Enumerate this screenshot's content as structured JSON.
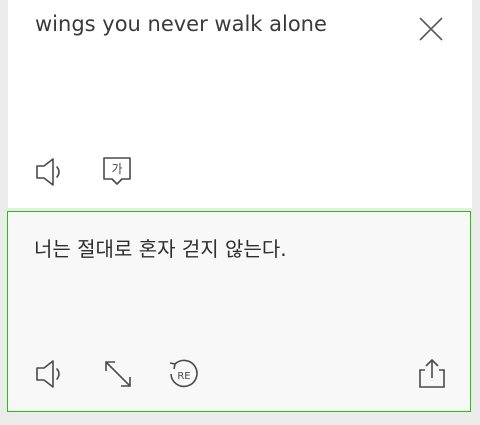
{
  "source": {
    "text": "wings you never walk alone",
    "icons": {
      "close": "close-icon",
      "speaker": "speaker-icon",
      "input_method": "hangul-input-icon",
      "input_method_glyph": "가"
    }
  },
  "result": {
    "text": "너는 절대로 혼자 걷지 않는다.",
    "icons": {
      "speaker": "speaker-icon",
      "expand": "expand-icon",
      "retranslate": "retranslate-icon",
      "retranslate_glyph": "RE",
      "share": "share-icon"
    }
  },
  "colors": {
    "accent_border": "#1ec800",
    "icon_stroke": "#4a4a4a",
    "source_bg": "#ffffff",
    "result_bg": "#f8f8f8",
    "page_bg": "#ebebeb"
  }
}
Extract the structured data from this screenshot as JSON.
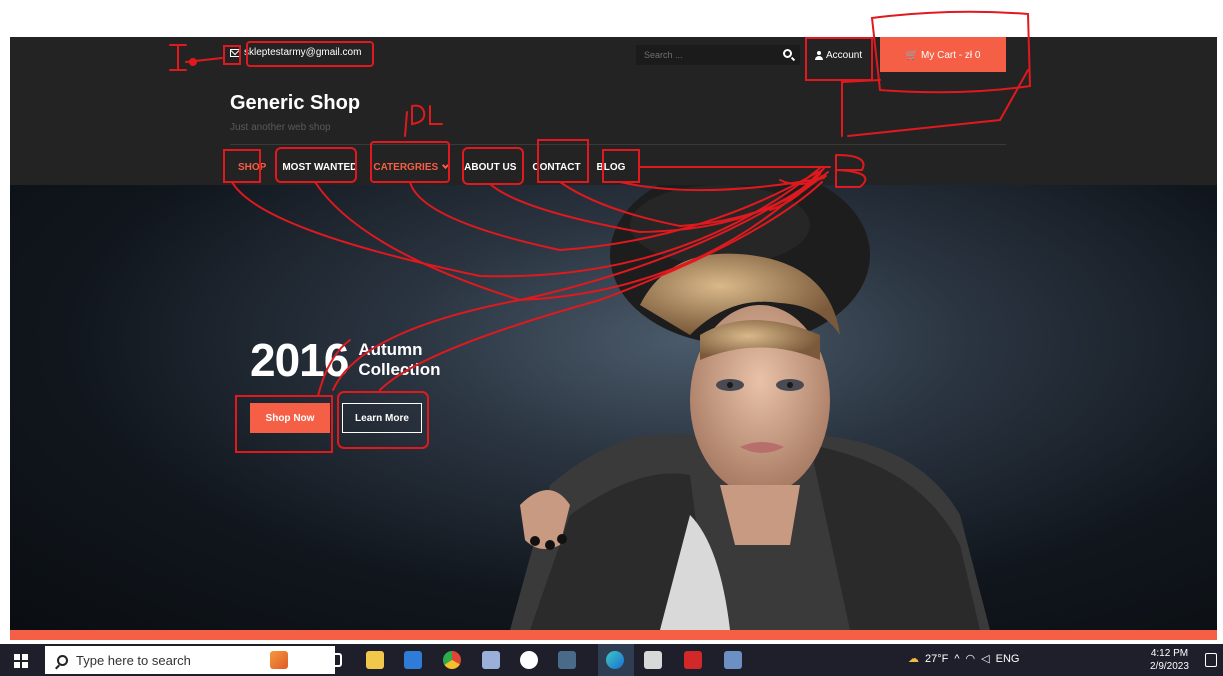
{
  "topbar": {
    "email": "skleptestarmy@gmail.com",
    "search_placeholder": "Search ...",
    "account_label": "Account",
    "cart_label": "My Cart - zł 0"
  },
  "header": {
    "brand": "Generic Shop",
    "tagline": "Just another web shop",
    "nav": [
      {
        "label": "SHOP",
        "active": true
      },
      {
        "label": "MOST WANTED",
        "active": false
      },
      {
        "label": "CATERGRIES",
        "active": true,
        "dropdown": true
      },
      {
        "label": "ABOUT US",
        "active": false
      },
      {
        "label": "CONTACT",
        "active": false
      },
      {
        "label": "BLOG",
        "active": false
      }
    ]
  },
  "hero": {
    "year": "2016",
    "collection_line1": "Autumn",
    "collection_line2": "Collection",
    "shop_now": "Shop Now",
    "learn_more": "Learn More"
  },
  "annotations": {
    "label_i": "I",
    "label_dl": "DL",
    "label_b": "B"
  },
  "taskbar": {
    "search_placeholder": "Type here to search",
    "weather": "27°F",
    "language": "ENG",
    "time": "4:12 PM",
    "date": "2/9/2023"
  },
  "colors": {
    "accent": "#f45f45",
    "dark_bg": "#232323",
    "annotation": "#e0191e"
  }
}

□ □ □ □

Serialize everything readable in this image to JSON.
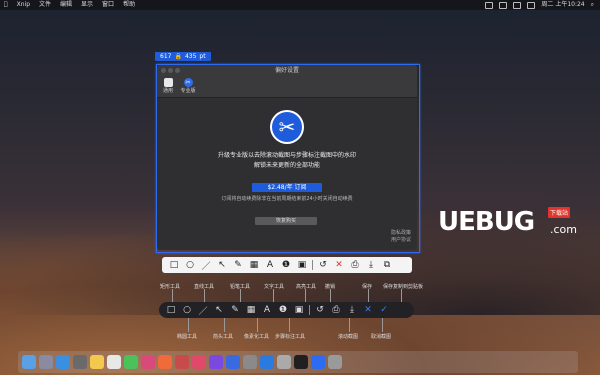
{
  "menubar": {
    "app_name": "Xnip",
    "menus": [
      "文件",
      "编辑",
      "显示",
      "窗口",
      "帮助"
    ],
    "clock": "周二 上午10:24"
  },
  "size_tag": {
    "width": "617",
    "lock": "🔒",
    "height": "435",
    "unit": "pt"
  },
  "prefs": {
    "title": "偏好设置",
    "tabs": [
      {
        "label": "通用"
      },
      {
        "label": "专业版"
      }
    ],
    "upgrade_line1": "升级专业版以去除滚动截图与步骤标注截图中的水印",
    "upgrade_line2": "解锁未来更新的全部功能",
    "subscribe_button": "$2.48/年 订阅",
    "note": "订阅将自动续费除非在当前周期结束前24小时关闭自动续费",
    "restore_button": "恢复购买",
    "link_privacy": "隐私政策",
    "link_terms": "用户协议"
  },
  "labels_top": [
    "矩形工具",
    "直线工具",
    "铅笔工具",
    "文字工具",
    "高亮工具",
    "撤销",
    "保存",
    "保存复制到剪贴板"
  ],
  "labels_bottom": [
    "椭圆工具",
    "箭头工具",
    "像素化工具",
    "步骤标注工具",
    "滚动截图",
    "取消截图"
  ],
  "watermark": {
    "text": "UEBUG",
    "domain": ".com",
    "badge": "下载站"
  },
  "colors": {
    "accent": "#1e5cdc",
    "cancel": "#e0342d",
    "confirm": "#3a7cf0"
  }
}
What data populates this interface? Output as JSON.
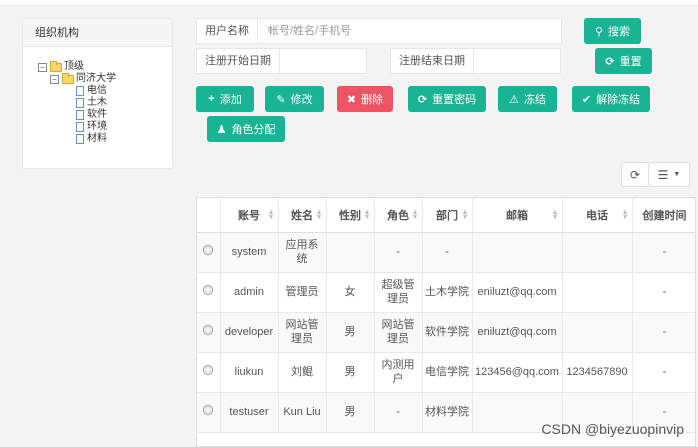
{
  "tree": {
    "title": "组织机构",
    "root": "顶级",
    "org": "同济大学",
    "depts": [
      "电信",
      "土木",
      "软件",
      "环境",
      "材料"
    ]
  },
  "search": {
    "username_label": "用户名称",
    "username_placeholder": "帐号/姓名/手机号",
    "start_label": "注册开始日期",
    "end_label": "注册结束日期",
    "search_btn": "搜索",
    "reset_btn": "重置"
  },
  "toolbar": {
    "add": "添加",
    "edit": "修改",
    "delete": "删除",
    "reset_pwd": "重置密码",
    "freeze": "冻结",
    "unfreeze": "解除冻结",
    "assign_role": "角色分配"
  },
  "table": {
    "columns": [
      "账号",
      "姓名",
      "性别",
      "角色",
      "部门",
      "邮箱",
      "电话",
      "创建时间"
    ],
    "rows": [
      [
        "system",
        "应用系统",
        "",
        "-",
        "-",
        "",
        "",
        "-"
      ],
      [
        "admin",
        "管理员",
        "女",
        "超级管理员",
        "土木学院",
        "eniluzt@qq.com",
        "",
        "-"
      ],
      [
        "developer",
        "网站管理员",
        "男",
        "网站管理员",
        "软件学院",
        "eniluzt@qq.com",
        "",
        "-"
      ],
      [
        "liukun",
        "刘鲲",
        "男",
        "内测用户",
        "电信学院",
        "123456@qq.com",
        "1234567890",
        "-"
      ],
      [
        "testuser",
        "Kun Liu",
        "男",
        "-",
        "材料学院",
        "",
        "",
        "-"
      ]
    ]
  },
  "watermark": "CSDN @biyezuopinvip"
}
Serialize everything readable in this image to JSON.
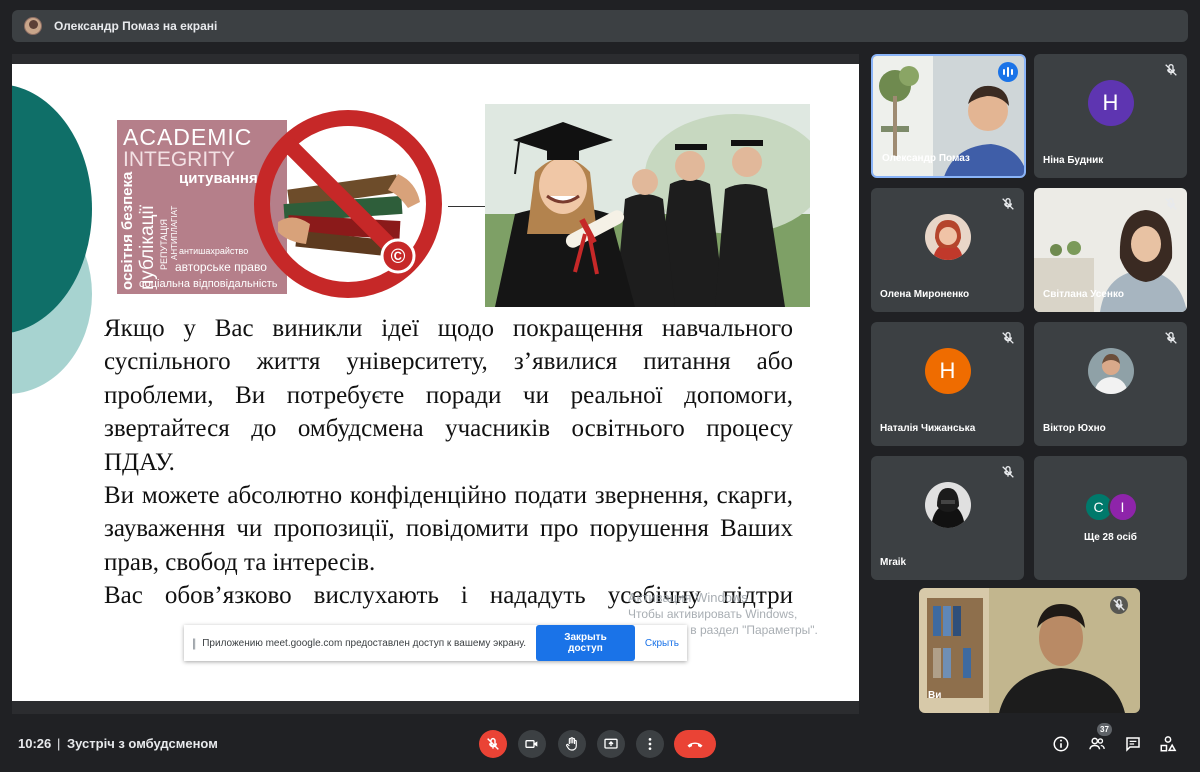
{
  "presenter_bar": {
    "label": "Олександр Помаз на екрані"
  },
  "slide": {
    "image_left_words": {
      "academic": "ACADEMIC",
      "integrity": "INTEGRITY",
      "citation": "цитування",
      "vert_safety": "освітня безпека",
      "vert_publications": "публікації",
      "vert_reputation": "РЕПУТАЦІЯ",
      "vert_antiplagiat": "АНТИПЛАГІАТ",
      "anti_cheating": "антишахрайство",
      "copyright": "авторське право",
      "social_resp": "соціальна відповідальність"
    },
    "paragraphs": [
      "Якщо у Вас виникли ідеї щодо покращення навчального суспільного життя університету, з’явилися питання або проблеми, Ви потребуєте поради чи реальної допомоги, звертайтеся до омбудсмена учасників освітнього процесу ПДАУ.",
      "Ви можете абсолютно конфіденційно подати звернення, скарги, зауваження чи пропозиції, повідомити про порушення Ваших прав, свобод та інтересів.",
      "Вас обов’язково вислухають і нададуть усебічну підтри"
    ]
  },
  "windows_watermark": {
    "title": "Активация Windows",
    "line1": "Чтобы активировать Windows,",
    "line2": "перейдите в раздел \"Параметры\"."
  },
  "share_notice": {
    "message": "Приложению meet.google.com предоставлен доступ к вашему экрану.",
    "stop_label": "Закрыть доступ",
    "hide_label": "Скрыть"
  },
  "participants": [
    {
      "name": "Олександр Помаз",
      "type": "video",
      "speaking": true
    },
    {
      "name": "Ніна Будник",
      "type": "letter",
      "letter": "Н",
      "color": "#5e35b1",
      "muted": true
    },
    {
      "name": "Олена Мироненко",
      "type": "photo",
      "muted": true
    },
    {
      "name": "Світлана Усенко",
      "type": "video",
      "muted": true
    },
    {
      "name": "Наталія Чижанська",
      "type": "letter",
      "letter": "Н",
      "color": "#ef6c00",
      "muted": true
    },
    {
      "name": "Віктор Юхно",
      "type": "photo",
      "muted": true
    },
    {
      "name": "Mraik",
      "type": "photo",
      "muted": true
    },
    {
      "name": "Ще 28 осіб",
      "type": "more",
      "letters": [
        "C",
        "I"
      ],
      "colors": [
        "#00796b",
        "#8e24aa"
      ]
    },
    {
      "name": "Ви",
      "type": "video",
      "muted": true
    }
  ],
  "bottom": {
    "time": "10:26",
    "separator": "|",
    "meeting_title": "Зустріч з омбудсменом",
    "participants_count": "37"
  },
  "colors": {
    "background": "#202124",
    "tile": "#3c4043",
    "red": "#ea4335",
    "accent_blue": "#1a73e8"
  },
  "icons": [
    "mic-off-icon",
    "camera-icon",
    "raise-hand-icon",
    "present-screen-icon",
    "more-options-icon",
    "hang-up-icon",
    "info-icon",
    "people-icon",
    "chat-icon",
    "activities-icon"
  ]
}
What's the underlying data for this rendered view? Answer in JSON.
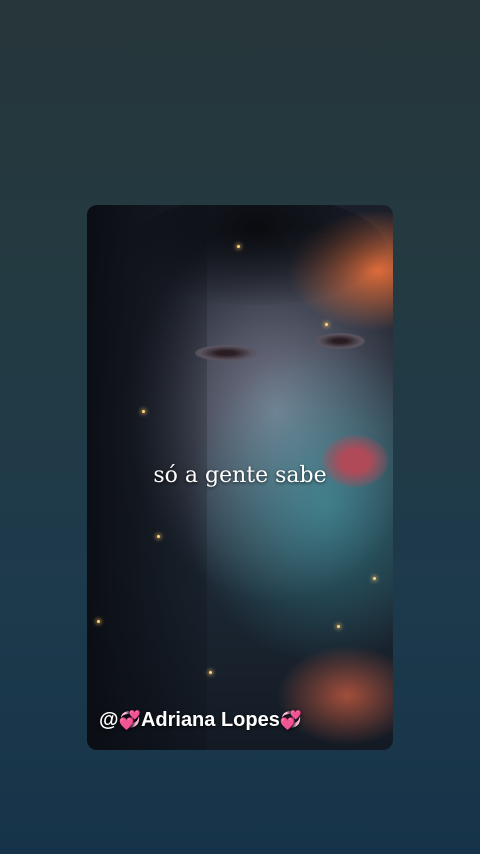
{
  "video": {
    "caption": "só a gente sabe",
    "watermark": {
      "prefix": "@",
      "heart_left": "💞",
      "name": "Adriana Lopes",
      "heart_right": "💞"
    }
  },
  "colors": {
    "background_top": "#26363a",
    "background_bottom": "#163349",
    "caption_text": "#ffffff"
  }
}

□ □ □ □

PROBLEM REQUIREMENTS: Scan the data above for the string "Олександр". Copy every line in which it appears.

ANSWER AREA:
    "label": "Олександр Помаз на екрані"
      "name": "Олександр Помаз",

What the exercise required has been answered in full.